TS: They are interested, but until the technology is proven to deliver economic value, curiosity remains relatively high. Genetic providers realize it is of enormous strategic importance to implement gene editing into genetic improvement programs for all food animals all the way down to aquaculture. We can solve many practical problems with management and animal well-being. It makes production more sustainable. If you do that by conventional breeding, it takes a lot longer.
SF: Are we at the very beginning of gene-editing technology?
TS: Yes. If you think back to the beginning of storing data and writing code for computing, that is where we’re at in this genetic revolution. These gene editors provide us the ability to write back to the genome. We’re still in the early days, and I’m sure the technology is going to get much more elegant. For producers and consumers to fear this technology is ridiculous considering that global expenditures on understanding DNA exceed $300 billion.
SF: Will farmers accept and use this technology?
TS: Oh, absolutely. If it makes life easier, why not? In one recent survey of farmers, they were asked if they would support research to replace the horned gene with the polled gene using precision breeding technology. Four out of five farmers said yes.
SF: What livestock would you like to have in commercial production in 10 years?
TS: I would like to have a thermal-tolerant, tick-resistant Bos Taurus breed of cattle in Brazil and in the southern U.S. Everywhere there is subtropical production, those sorts of cattle are needed.
They would also be applicable in Africa, where the demand for animal protein is going to increase sharply. Africa is way behind in animal productivity, and it’s really hard for the country to get around diseases and tropical adaptation problems. Africa is at the point where we were in the 1800s before we started farming with improved breeds. This technology can help get Africa there faster. It won’t completely solve everything, because the country still needs to do other important management practices to support production.
SF: Will we get to the point where we can use pig livers in human transplants?
TS: The pig liver in a human is step one. Researchers have successfully resolved key incompatibility genes in the pig genome and developed pigs that cannot transmit pig retroviruses. The next phase is testing these organs.
Step two is using human livers that are grown in pigs. That is one of the reasons why I joined this company. Can we successfully grow human livers in a pig for transplant back to humans? That’s where our company is putting at least a third of its effort.
Bio for Tad Sonstegard
Title: Chief scientific officer of Acceligen, the agriculture division of Recombinetics, St. Paul, Minnesota
Hometown: Montivideo, Minnesota
Background: Sonstegard grew up on a fourth-generation crop and livestock farm. He bought his first cows when he was 12 and was active in 4-H, FFA, and the Red Angus Junior Association.

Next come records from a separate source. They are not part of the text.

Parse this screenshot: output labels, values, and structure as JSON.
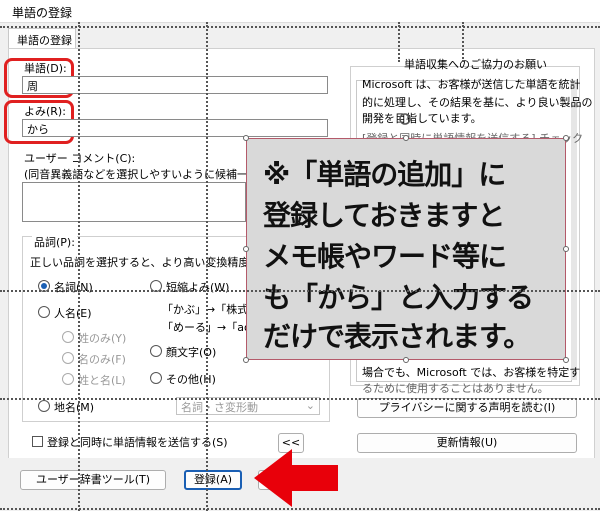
{
  "window": {
    "title": "単語の登録"
  },
  "tab": {
    "label": "単語の登録"
  },
  "word": {
    "label": "単語(D):",
    "value": "周"
  },
  "yomi": {
    "label": "よみ(R):",
    "value": "から"
  },
  "comment": {
    "label": "ユーザー コメント(C):",
    "hint": "(同音異義語などを選択しやすいように候補一覧に"
  },
  "pos": {
    "group_label": "品詞(P):",
    "hint": "正しい品詞を選択すると、より高い変換精度を得",
    "noun": "名詞(N)",
    "person": "人名(E)",
    "sei_mei": "姓のみ(Y)",
    "mei_only": "名のみ(F)",
    "sei_to_mei": "姓と名(L)",
    "place": "地名(M)",
    "tanshuku": "短縮よみ(W)",
    "tanshuku_ex1": "「かぶ」→「株式会社",
    "tanshuku_ex2": "「めーる」→「aoki@e",
    "kaomoji": "顔文字(O)",
    "other": "その他(H)",
    "place_select": "名詞・さ変形動"
  },
  "send_check": {
    "label": "登録と同時に単語情報を送信する(S)"
  },
  "collapse_button": "<<",
  "request": {
    "title": "単語収集へのご協力のお願い",
    "text1": "Microsoft は、お客様が送信した単語を統計",
    "text2": "的に処理し、その結果を基に、より良い製品の",
    "text3": "開発を目指しています。",
    "text4": "[登録と同時に単語情報を送信する] チェック",
    "text5": "場合でも、Microsoft では、お客様を特定す",
    "text6": "るために使用することはありません。",
    "privacy_button": "プライバシーに関する声明を読む(I)",
    "update_button": "更新情報(U)"
  },
  "bottom": {
    "user_dict_tool": "ユーザー辞書ツール(T)",
    "register": "登録(A)"
  },
  "overlay": {
    "line1": "※「単語の追加」に",
    "line2": "登録しておきますと",
    "line3": "メモ帳やワード等に",
    "line4": "も「から」と入力する",
    "line5": "だけで表示されます。"
  },
  "colors": {
    "highlight_red": "#e02020",
    "arrow_red": "#e8000a",
    "accent": "#1a5fb4"
  }
}
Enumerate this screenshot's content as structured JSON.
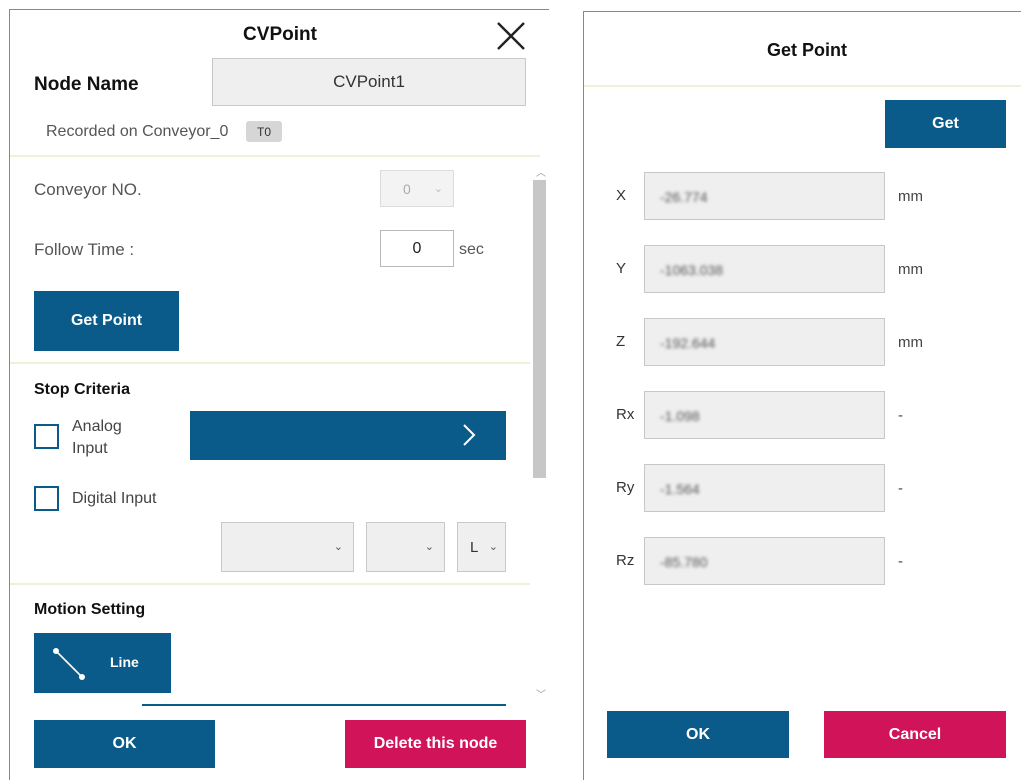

His brothers are still on the farm selling purebred Red Angus seed stock.
Education: Sonstegard graduated from Iowa State University in ag biochemistry and got a doctorate in molecular genetics at the University of Minnesota. He spent 20 years with the USDA before joining Recombinetics.